After that great start it was off to Tulloch Moor for views of yet another male bird, this time a black grouse, also quite close by and viewed through apertures in a long screen.

Goosander and dipper were seen from a long wooden bridge over the Spey and then it was up into a large conifer forest behind a quarry to look for crossbills. Now can you count as proper parrots, or even certain Scottish the crossbills on view here? A close by male gave great views as it stood on the highest twig but it didnt call and anyway, we hadnt got any sound recording equipment to get a sonogram.

A superb breakfast at The Merry Kettle café in Huntley, in fact excellent fettle at The Kettle with such lovely staff and a long drive to the RSPB reserve at Loch of Strathbeg. Greater yellowlegs the target bird and soon seen well after it decided that hiding amongst the sedges wasnt going to more than a twenty minute distraction.

Yet another osprey flew over and a few barnacle geese were with a number of pink foots and greylags. Into the reserve centre for hot chocolate and tree sparrows and then off to the Ythan Estuary.

Sunny but with a cold wind, a full tide had pushed all the eider onto the opposite sand dunes, where they slept waiting for the tide to fall. The resident king eider was soon found by super speedy Olly Clam and although quite distant all features could be ascertained; yet another lifer for some of the group. Double tick days!

Sandwich terns and many grey Atlantic seals, some of them coming very close indeed to give us a curious stare, red-breasted mergansers and a single razorbill were also seen.
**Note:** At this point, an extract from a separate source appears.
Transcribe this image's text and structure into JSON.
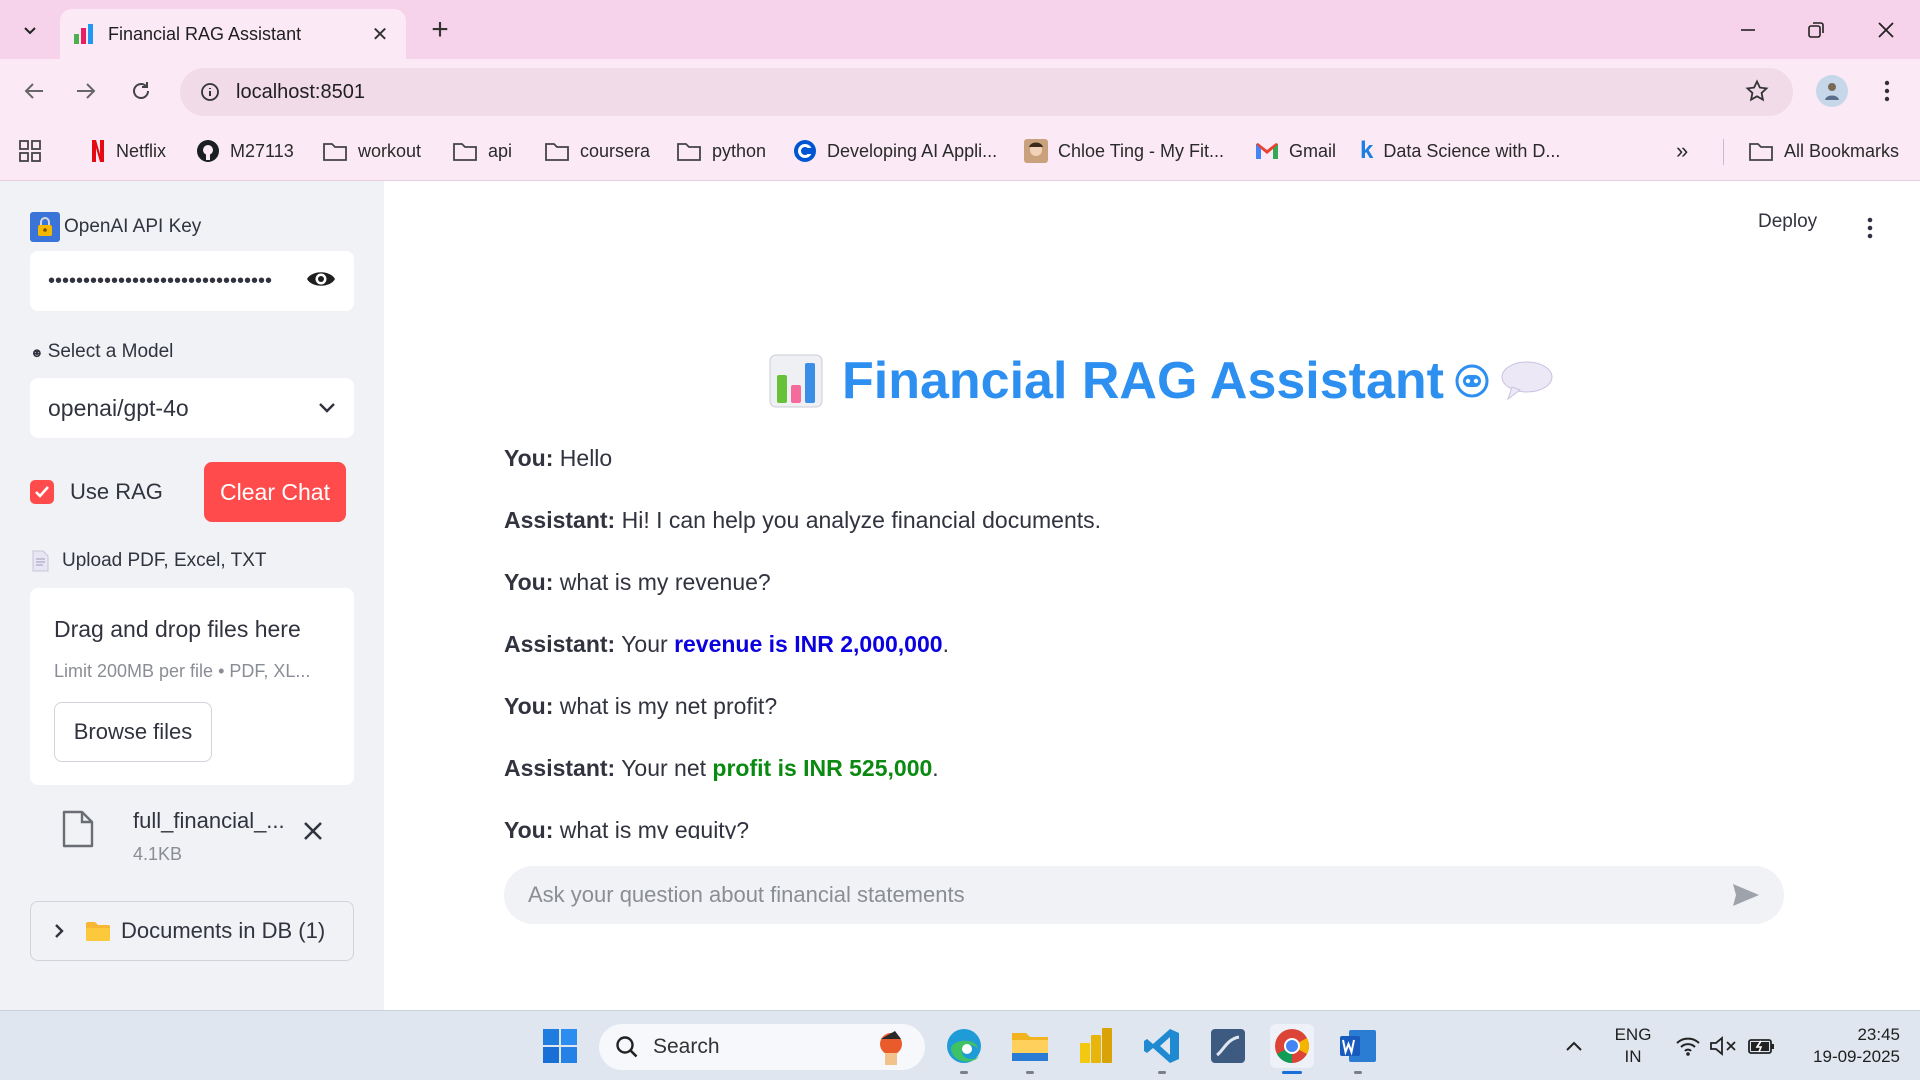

The final bird of the day was supposed to be the white-billed diver at but in heavy rain it had drifted off somewhere and we had to make do with a small flock of four long-tailed ducks to finish the day.


Happy Clams!!!!!